__RECORDS SUPPLIED__
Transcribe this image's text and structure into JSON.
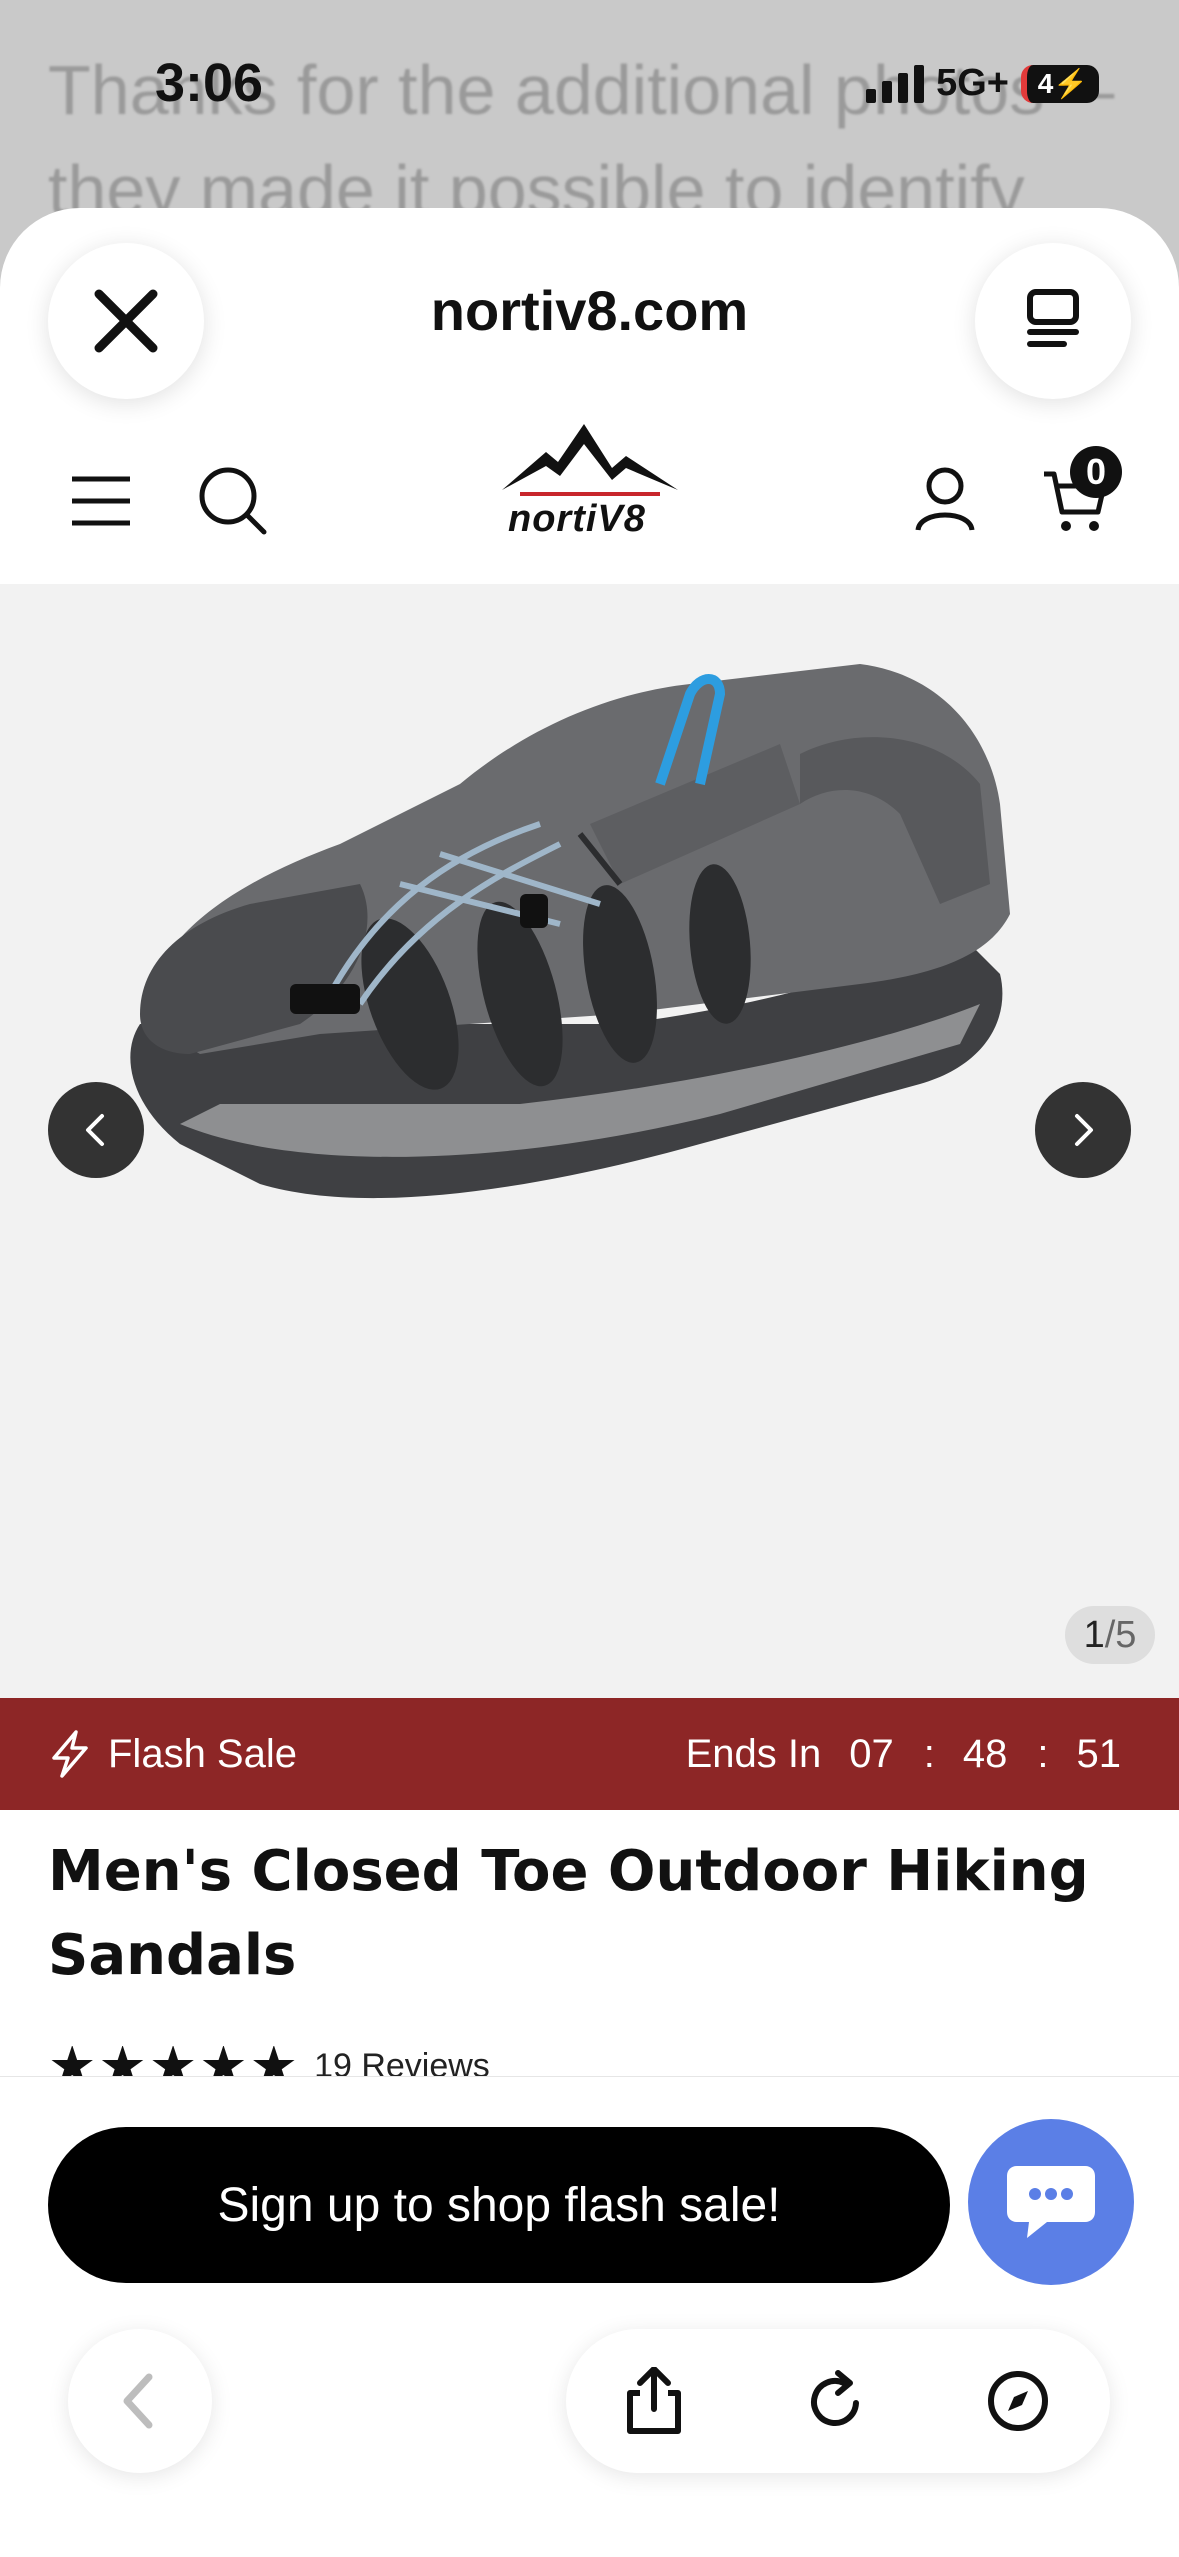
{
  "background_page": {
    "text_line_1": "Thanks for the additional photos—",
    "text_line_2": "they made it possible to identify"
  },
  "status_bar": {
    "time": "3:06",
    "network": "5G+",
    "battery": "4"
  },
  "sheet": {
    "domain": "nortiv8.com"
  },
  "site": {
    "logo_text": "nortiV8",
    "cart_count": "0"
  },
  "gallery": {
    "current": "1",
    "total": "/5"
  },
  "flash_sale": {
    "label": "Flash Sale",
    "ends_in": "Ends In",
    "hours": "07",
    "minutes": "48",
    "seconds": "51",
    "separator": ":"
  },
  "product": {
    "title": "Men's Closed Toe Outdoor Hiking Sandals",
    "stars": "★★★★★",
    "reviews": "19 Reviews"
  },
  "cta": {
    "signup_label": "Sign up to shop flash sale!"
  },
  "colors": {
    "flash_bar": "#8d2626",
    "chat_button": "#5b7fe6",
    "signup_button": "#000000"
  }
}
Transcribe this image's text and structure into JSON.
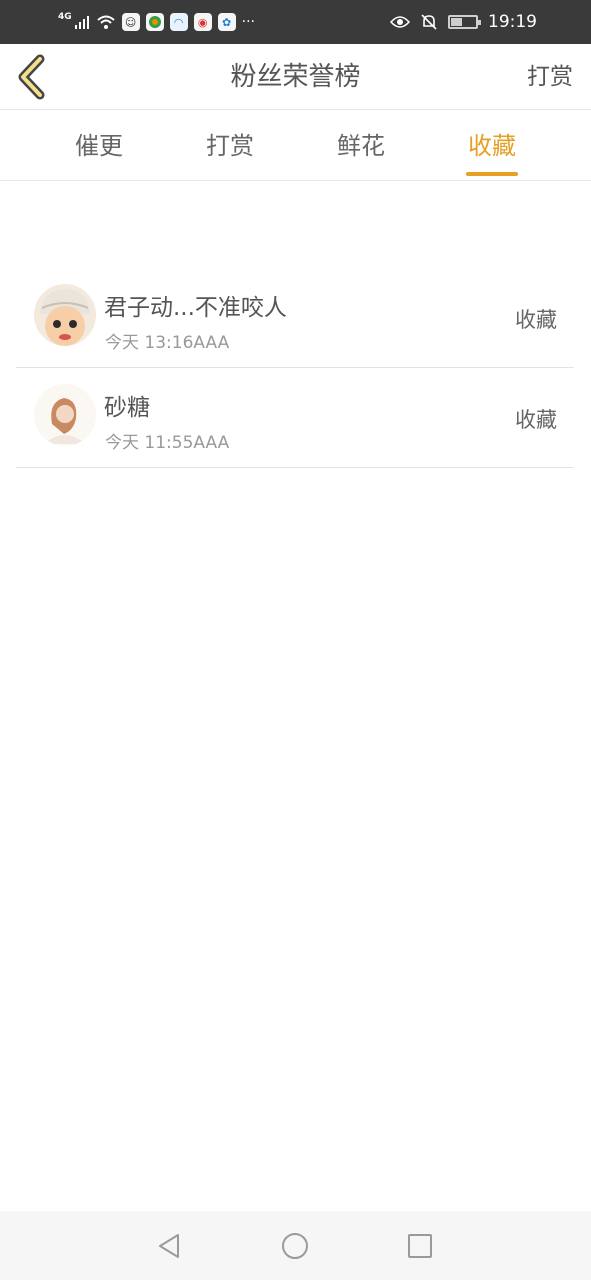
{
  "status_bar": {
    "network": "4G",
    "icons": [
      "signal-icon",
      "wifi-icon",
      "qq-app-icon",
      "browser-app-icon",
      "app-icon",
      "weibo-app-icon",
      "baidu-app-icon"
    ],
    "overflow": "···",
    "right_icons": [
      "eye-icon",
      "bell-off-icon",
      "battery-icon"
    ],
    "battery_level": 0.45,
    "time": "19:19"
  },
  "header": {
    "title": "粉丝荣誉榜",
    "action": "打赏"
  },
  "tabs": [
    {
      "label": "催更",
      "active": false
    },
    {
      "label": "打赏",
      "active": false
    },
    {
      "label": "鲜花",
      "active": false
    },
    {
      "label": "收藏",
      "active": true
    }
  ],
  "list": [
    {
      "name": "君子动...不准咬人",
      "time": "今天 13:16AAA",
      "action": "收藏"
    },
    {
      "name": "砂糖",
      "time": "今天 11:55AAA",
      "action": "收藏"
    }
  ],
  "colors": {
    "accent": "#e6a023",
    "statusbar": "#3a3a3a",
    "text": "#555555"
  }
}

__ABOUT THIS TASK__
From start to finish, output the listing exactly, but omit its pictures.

__TASK RESPONSE__
Transcribe this image's text and structure into JSON.
{
  "background_page": {
    "text_line_1": "Thanks for the additional photos—",
    "text_line_2": "they made it possible to identify"
  },
  "status_bar": {
    "time": "3:06",
    "network": "5G+",
    "battery": "4"
  },
  "sheet": {
    "domain": "nortiv8.com"
  },
  "site": {
    "logo_text": "nortiV8",
    "cart_count": "0"
  },
  "gallery": {
    "current": "1",
    "total": "/5"
  },
  "flash_sale": {
    "label": "Flash Sale",
    "ends_in": "Ends In",
    "hours": "07",
    "minutes": "48",
    "seconds": "51",
    "separator": ":"
  },
  "product": {
    "title": "Men's Closed Toe Outdoor Hiking Sandals",
    "stars": "★★★★★",
    "reviews": "19 Reviews"
  },
  "cta": {
    "signup_label": "Sign up to shop flash sale!"
  },
  "colors": {
    "flash_bar": "#8d2626",
    "chat_button": "#5b7fe6",
    "signup_button": "#000000"
  }
}
Transcribe this image's text and structure into JSON.
{
  "status_bar": {
    "network": "4G",
    "icons": [
      "signal-icon",
      "wifi-icon",
      "qq-app-icon",
      "browser-app-icon",
      "app-icon",
      "weibo-app-icon",
      "baidu-app-icon"
    ],
    "overflow": "···",
    "right_icons": [
      "eye-icon",
      "bell-off-icon",
      "battery-icon"
    ],
    "battery_level": 0.45,
    "time": "19:19"
  },
  "header": {
    "title": "粉丝荣誉榜",
    "action": "打赏"
  },
  "tabs": [
    {
      "label": "催更",
      "active": false
    },
    {
      "label": "打赏",
      "active": false
    },
    {
      "label": "鲜花",
      "active": false
    },
    {
      "label": "收藏",
      "active": true
    }
  ],
  "list": [
    {
      "name": "君子动...不准咬人",
      "time": "今天 13:16AAA",
      "action": "收藏"
    },
    {
      "name": "砂糖",
      "time": "今天 11:55AAA",
      "action": "收藏"
    }
  ],
  "colors": {
    "accent": "#e6a023",
    "statusbar": "#3a3a3a",
    "text": "#555555"
  }
}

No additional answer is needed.